With imported used and salvage U.S. vehicles, all customs duties and taxes must be paid before the registration process can be started. After that, you will be required to present proof of insurance in addition to a report that asserts the vehicle in question meets the emissions requirements set forth by Switzerland. In addition, you will also need to provide an EC certificate, which will assert that the vehicle meets Switzerland’s manufacturing standards.
Note that each canton in Switzerland is responsible for determining its own vehicle registration fees. To find out the total amount you will be required to pay, you must consult the ASA office for the canton where the vehicle will be stored.
If you’ve like to learn more about the vehicle registration process in Switzerland, please visit the Association of Vehicle Licensing’s official website here. Please note, though, that this website is only offered in Swiss.
The Used Car Market in Switzerland
According to statistics provided by the Massachusetts Institute of Technology, vehicle imports make up about 3.7% of Switzerland’s imports overall. Of that, the United States is one of the main trading partners, making up approximately 6.5% of the car import market overall, greater than the 5.5% owned by Japan. Germany, which is a member of the European Union, is far and away the chief trade partner for vehicles (both new and used) for Switzerland, though. All told, Germany is responsible for 42% of the import market for new and used vehicles in the country.
More so than many other countries in the European Union, Switzerland has been particularly aggressive in mandating that vehicles in the country comply with emissions standards. As such, the market has begun to move with greater speed toward electric vehicles. With electric vehicle technology still in its infancy, though, hybrid vehicles, particularly used ones, enjoy a strong position in the Swiss market.

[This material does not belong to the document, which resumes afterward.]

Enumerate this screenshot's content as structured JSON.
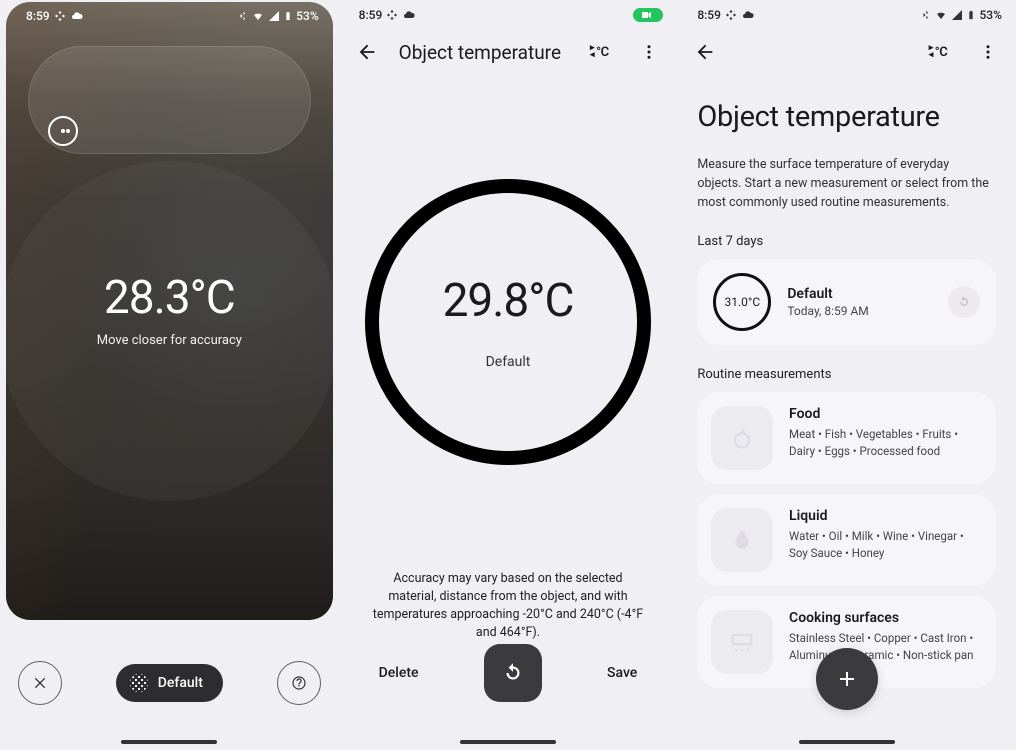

Still, one cannot understate the wealth of Switzerland. As such, one should expect a strong demand for used classic and performance vehicles in the country. Classic and performance European makes and models dominate this sector of the used car market, however one can expect at least moderate demand for classic and performance vehicles manufactured in the United States. Given the cost of importation, a would-be exported of used and salvage vehicles from the United States to Switzerland should consider classic and performance vehicles as a strong opportunity.
The Most Popular Used Vehicles in Switzerland
As you might expect from a country that imports the majority of its vehicles from Germany, Volkswagen remains one of the most popular automotive makes in Switzerland. In fact, the Volkswagen Golf, as it is in many other European countries, is the most popular vehicle, owning a roughly 5% share of the market when statistics were last calculated. Moving into the top-10 most popular vehicles in the country, you’ll find that three other Volkswagen models rate, including the Polo, Passat and Tiguan.
In the luxury sector, Audi and BMW are the most popular makes. For example, the Audi A3 is the third-most popular vehicle in the country overall, owning a 1.8% share of the market. The BMW 2-Series owns the 10th spot on the top-10 most popular vehicles in Switzerland with a 1.2% share of the market. The 2-Series, it should be noted, has been growing exponentially in popularity and presents an interesting opportunity for someone exporting used vehicles from the United States to Switzerland.
American makes and models do not rate well, generally speaking, with the Swiss auto buyer. The most popular American make is Ford, which only manages to rank one vehicle in the top-20 most popular vehicles in Switzerland. This vehicle is the Ford Kuga, which owns a 1.1% market share of the used and new vehicle market in Switzerland overall. Given this, the message is clear. If you’re looking to import used vehicles from the United States into Switzerland, it’s best to stick with luxury European makes and models.